Urban Mammals: Squirrels and Treeshrews

plantain squirrel on a tree trunk

Plantain squirrel (Callosciurus notatus)

Local name: Tupai kampong, tupai kampong, tupai merah, tupai pinang

Description:

  • Identified by two cream and black stripes on the sides of its body
  • Commonly mistaken for the common treeshrew (Tupaia glis) but the  plantain squirrel has a bushier tail and a more rounded face than the common tree shrew.
  • Extremely agile in trees. In the city, it is easy to spot them running on cable wires between electric poles to cross from one place to another. They do this because there are no natural bridges (like overlapping branches of many trees) for them to cross.
  • Feed mainly on fruits such as jackfruits and mangoes

Activity pattern: Diurnal

Ecological function: Seed disperser

Level in food chain: Primary and secondary consumer

Feeding behaviour: Omnivore

Food items: Fruits, sometimes insects

Microhabitat: Shrubs and tree holes

tree shrew, Tupaia glis

Common treeshrew (Tupaia glis)

Local name: Kenchong, kencong, tupai muncong besar, tupai muncung besar, tupai moncong besar

Description:

  • Reddish-orange brown to olive-brown fur
  • Commonly mistaken for the plantain squirrel however, the long and pointed snout indicates that it is a treeshrew.
  • Agile in trees but more often found on the ground
  • Territorial – They frequently scent-mark their territories. When two tree shrews are chasing one another, it is an aggressive territorial chase.

Activity pattern: Diurnal

Ecological function: Seed disperser

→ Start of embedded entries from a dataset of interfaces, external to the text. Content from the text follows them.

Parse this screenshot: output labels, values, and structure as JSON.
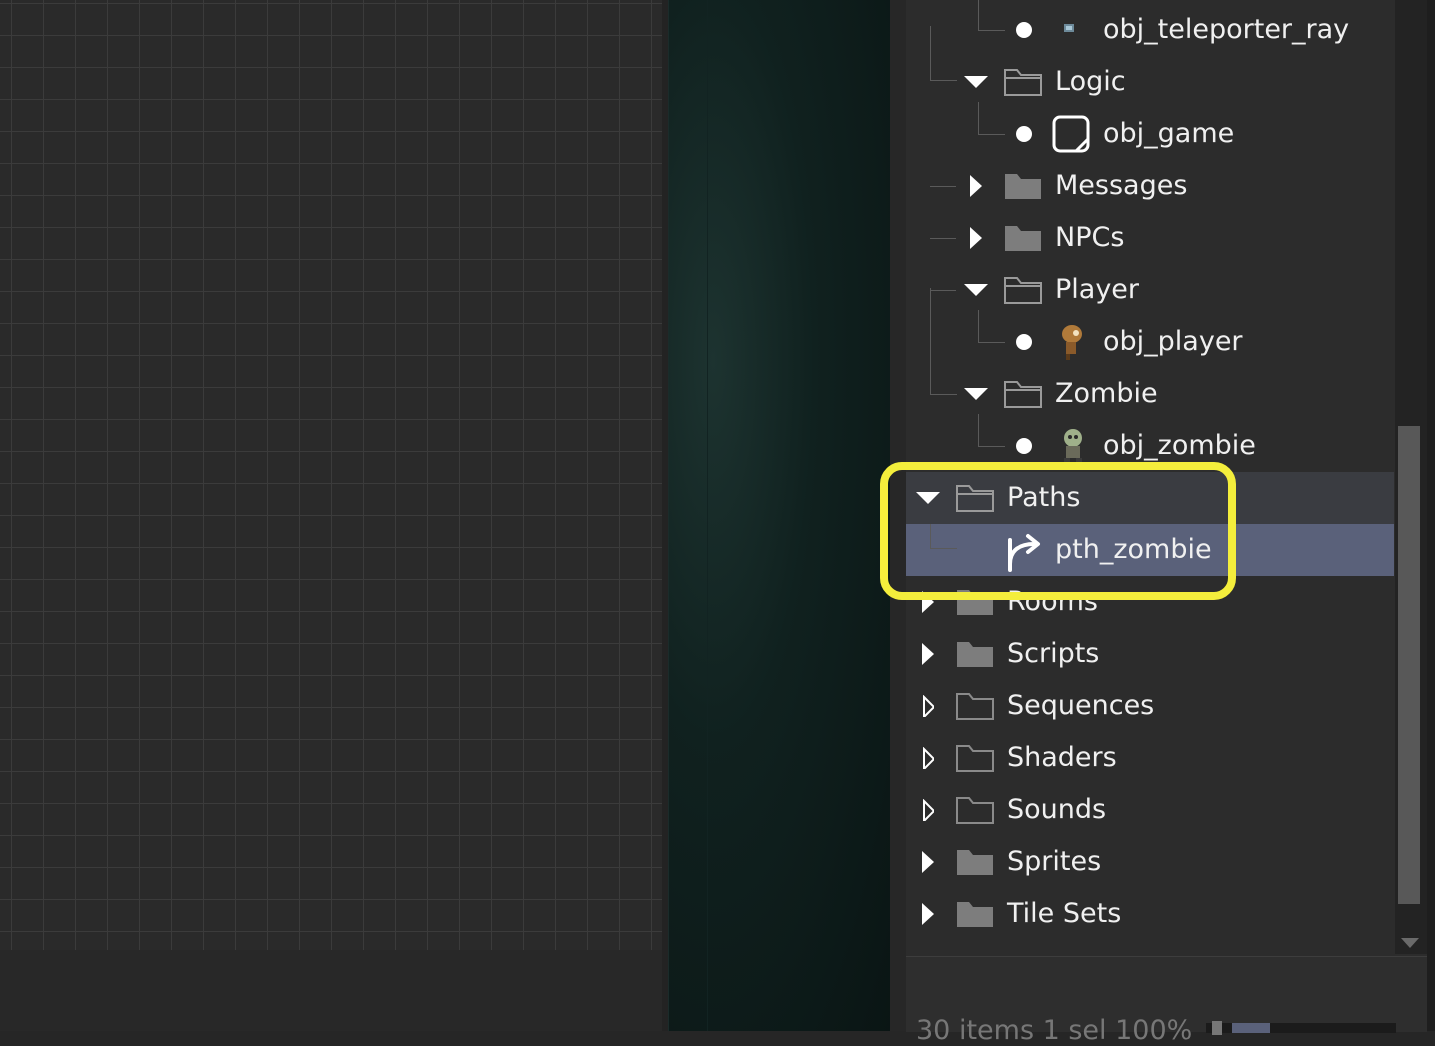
{
  "asset_browser": {
    "tree": [
      {
        "label": "obj_teleporter_ray",
        "type": "object",
        "icon": "teleporter-sprite-icon"
      },
      {
        "label": "Logic",
        "type": "folder",
        "expanded": true
      },
      {
        "label": "obj_game",
        "type": "object",
        "icon": "empty-sprite-icon"
      },
      {
        "label": "Messages",
        "type": "folder",
        "expanded": false
      },
      {
        "label": "NPCs",
        "type": "folder",
        "expanded": false
      },
      {
        "label": "Player",
        "type": "folder",
        "expanded": true
      },
      {
        "label": "obj_player",
        "type": "object",
        "icon": "player-sprite-icon"
      },
      {
        "label": "Zombie",
        "type": "folder",
        "expanded": true
      },
      {
        "label": "obj_zombie",
        "type": "object",
        "icon": "zombie-sprite-icon"
      },
      {
        "label": "Paths",
        "type": "folder",
        "expanded": true
      },
      {
        "label": "pth_zombie",
        "type": "path",
        "icon": "path-icon",
        "selected": true
      },
      {
        "label": "Rooms",
        "type": "folder",
        "expanded": false
      },
      {
        "label": "Scripts",
        "type": "folder",
        "expanded": false
      },
      {
        "label": "Sequences",
        "type": "folder",
        "expanded": false,
        "empty": true
      },
      {
        "label": "Shaders",
        "type": "folder",
        "expanded": false,
        "empty": true
      },
      {
        "label": "Sounds",
        "type": "folder",
        "expanded": false,
        "empty": true
      },
      {
        "label": "Sprites",
        "type": "folder",
        "expanded": false
      },
      {
        "label": "Tile Sets",
        "type": "folder",
        "expanded": false
      }
    ],
    "status": "30 items    1 sel  100%"
  },
  "colors": {
    "highlight": "#f4ee3c",
    "selection": "#5a617a",
    "hover": "#3a3c41"
  }
}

Level in food chain: Primary and secondary consumer

Feeding behaviour: Omnivore

Food items: Insects and fruits

Microhabitat: Shrubs and tree holes